Is the sun setting on the rebuild?

For many, the rebuild of Christchurch is progressing at a painfully slow rate. So what is holding things up? 


Unresolved insurance claims are arguably the biggest impediment to Christchurch's rebuild.

Insurance companies in the Christchurch market have been rated among the world's slowest to respond to disaster.

Across the city thousands of people are stuck in a spirit-crushing limbo-land, unable to get on with repairing or rebuilding their homes because they have yet to reach agreement with either the Earthquake Commission (EQC) or their insurer over the extent of the damage and the size of the payout.

Recently released Insurance Council of New Zealand (ICNZ) data revealed that of the 4731 Cantabrians needing insurer-led rebuilds, more than 4000 were still waiting for their new home.

Of insurer-led repairs (costing more than $100,000), just 769 homes have been completed out of the 7079.

Owners of many quake-damaged commercial buildings too have still to settle with their insurers. Most need a payout before they can even consider investing in new property. About 25 per cent of commercial claims have yet to be resolved.

It is insurance that is also holding up the rebuild of many of Christchurch's civic and community facilities as the city council struggles to reach agreement with its insurer, Civic Assurance, over the scope of damage and the size of payout.


In the central city, private-sector investment has largely stalled because of uncertainty over the actual detail of the anchor projects the Government outlined in the Christchurch Central Recovery Plan (CCRP).

A cautionary air replaced the wave of enthusiasm for these ambitious projects as investors waited to find out how the Government and the city council proposed to pay for them.

The CCRP was strong in lofty ambition but weak on detail, creating a conundrum for developers. Should they push ahead with their own projects on the basis of what had been promised or should they wait until there was firm evidence those promises were going to be delivered? Most have opted to take the latter route.

Until late last year there was no clear transport plan or understanding of how the roading network and parking provisions would work. Few developers have been prepared to rush in and put up new buildings without a full understanding.

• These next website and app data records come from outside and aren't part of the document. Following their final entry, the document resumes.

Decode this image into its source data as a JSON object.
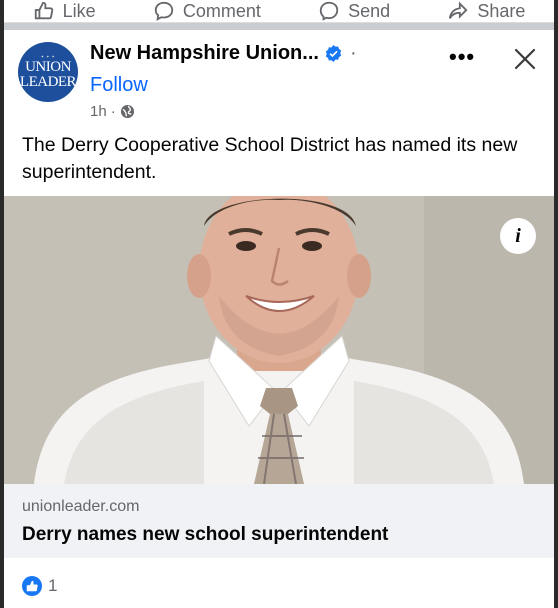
{
  "actions": {
    "like_label": "Like",
    "comment_label": "Comment",
    "send_label": "Send",
    "share_label": "Share"
  },
  "post": {
    "avatar_line1": "UNION",
    "avatar_line2": "LEADER",
    "page_name": "New Hampshire Union...",
    "separator": "·",
    "follow_label": "Follow",
    "time": "1h",
    "time_separator": "·",
    "more_label": "•••",
    "text": "The Derry Cooperative School District has named its new superintendent.",
    "info_label": "i"
  },
  "link": {
    "domain": "unionleader.com",
    "title": "Derry names new school superintendent"
  },
  "reactions": {
    "count": "1"
  },
  "colors": {
    "brand_blue": "#1d4f9c",
    "facebook_blue": "#0866ff",
    "like_blue": "#1877f2"
  }
}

It may have seemed like a good idea at the time, but the Christchurch Central Development Unit (CCDU) created a rod for its own back when it decided to allow only large-scale commercial development in the retail precinct around Ballantynes.

It hoped that by insisting developers submit outline development plans covering at least 7500 square metres, or about a whole block – even if they did not own all that land – it would encourage large investors to step in with comprehensive designs.

That may have played into the hands of property owners such as Antony Gough, who, through family holdings, could quickly assemble a whole block, but it has created a mess on other sites where owners have been reluctant to hand over control.

The retail precinct has faltered and three years on from the February quake we are only just beginning to see signs of new retail development.


Throwing a new government department into the mix in Christchurch has created new political tensions and led to an, at times, uneasy division of responsibilities. Rather than working hand-in-hand, the Christchurch City Council and the Canterbury Earthquake Recovery Authority (Cera) have often seemed to be pulling in different directions.

The council has been reluctant to cede any power to a Wellington-led bureaucracy and has been determined to chart its own course, as much as possible, even when clearly it has been overwhelmed by the sheer scale.

The election of a new council was supposed to herald the start of a better working relationship with Cera, but there are signs lingering tensions remain.


The quakes have put a drain on central and local government's finances.

They have been pouring money into the rebuild but neither have an unending supply and are conscious how they could impact on ratepayers and taxpayers.

The Press